Keep your explanations developmentally appropriate.

Early elementary school – provide simple information balanced by assurance of safety.

Upper elementary and early middle school – answer questions and assist in separating reality from fantasy.

Upper middle school and high school – students will have strong and varying opinions about the causes of violence in schools and society. Emphasize student role in safety and how to access support.

Review safety procedures.

This should include procedures and safeguards at school and at home. Help children identify at least one adult at school and in the community to whom they go if they feel threatened or at risk.

Observe children’s emotional state.

Some children may not express their concerns verbally. Changes in behavior, appetite, and sleep patterns can also indicate a child’s level of anxiety or discomfort. Seek the help of mental health professional if you are at all concerned.

Maintain a normal routine. 

Keeping to a regular schedule can be reassuring and promote physical and mental health. Encourage them to keep up with their schoolwork and extracurricular activities but don’t push them if they seem overwhelmed. Limit/be aware of media exposure.

Topics in the News- Traumatic Events
Additional Community Resources
Racism and Anti-Semitism

How to talk to children about anti-Semitism

Teaching about anti-Semitism

How to talk to your kids about the violence in Charlottesville

National Education Association (NEA): Resources to address the recent events in Charlottesville

Teaching Tolerance: Website from a community of educators committed to diversity, equity and justice

Grief Resources

Things You Can Do To Help

Tips for Supporting Grieving Children

Helping Children Cope with Loss, Death and Grief

Our TreeHouse - Our TreeHouse provides resources and support in Whatcom County to grieving children, teens, their families, and their communities.

Helping Children Cope: Teacher Resources for Talking About Tragedy

LGBTQ+ and Gender Identity
Immigration Legal Services

Northwest Immigrant Rights Project (NWIRP)
Northwest Immigrant Rights Project promotes justice by defending and advancing the rights of immigrants through direct legal services, systemic advocacy, and community education.
Website: nwirp.org
Phone: 206.587.4009

Colectiva Legal del Pueblo
Colectiva Legal del Pueblo is a non-hierarchal collective organization founded for and by undocumented immigrants working to build community leadership and power for migrant justice through legal advocacy and education.
Website: colectivalegal.org
Phone: 206.931.1514

American Immigration Lawyers Association (AILA) Referral Service
AILA is the only legal association in the United States for immigration attorneys. More than 14,000 immigration lawyers are members of AILA.
Website: ailalawyer.com
Email: ils@aila.org

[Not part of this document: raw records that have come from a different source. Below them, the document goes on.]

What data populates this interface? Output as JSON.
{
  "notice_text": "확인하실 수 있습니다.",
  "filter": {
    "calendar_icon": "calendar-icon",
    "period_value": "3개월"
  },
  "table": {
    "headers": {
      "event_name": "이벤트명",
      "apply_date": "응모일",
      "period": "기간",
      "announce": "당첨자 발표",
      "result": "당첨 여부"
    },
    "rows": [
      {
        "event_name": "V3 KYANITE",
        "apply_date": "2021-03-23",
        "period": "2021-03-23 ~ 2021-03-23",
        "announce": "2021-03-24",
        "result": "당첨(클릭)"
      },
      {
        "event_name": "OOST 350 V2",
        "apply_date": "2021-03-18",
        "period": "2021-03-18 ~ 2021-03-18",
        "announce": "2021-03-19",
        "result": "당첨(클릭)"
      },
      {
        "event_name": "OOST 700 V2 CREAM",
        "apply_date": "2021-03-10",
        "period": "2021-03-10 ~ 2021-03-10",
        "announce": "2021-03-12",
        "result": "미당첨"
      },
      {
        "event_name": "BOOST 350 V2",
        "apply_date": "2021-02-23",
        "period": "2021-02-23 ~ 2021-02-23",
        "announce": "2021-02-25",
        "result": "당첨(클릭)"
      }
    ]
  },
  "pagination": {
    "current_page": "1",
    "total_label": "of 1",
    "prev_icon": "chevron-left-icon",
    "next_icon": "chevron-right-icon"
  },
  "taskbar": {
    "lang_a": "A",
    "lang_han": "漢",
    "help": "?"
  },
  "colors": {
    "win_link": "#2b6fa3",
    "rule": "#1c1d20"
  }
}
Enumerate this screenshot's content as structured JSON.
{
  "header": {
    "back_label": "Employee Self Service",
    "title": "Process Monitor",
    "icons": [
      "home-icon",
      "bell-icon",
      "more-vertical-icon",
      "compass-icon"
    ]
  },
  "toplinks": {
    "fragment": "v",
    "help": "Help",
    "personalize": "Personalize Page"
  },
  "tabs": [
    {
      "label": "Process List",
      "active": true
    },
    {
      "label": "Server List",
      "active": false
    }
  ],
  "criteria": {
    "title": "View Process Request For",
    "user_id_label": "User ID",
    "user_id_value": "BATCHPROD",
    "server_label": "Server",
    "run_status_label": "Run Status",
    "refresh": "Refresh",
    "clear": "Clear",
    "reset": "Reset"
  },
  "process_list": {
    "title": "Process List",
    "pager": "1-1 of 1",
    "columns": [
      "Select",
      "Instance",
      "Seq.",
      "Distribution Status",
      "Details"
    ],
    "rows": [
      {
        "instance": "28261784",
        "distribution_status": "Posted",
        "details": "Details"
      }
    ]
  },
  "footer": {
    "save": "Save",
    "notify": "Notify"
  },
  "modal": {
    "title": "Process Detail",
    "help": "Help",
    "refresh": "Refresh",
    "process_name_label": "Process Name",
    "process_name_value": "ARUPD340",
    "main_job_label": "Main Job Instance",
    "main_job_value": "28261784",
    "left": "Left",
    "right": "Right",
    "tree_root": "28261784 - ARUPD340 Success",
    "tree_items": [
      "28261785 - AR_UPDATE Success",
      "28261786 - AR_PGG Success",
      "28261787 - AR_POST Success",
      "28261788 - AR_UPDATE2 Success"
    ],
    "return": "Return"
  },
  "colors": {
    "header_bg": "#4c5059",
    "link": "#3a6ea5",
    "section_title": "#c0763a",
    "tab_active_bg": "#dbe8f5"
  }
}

Skagit Immigrant Rights Council

CCS Family Immigration Service
Website: http://www.skagitirc.org
Email: skagitIRC@gmail.com

General Legal Services
Washington LawHelp
Washington LawHelp is a guide to free civil legal services for low-income persons and seniors in Washington. This site provides legal education materials and tools that give you basic information on a number of legal problems, and in some cases, detailed instructions and forms to help you represent yourself in court.

 

Northwest Justice Project CLEAR Hotline
NJP’s mission is to secure justice through high quality legal advocacy that promotes the long-term well-being of low-income individuals, families, and communities.
Website: nwjustice.org
Phone: 888.201.1014

 

Legal Counsel for Youth and Children (LCYC)
Legal Counsel for Youth and Children provides specialized, holistic legal advocacy for children in child welfare proceedings and other juvenile court matters.
Website: lcycwa.com
Phone: 206.494.0323
Discrimination in Employment, Housing, Others
WA State Human Rights Commission
The mission of the Washington State Human Rights Commission is to prevent and eliminate discrimination through the fair application of the law, the efficient use of resources, and the establishment of productive partnerships in the community.
Website: hum.wa.gov
Phone: 800.233.3247
Whatcom Civil Rights Project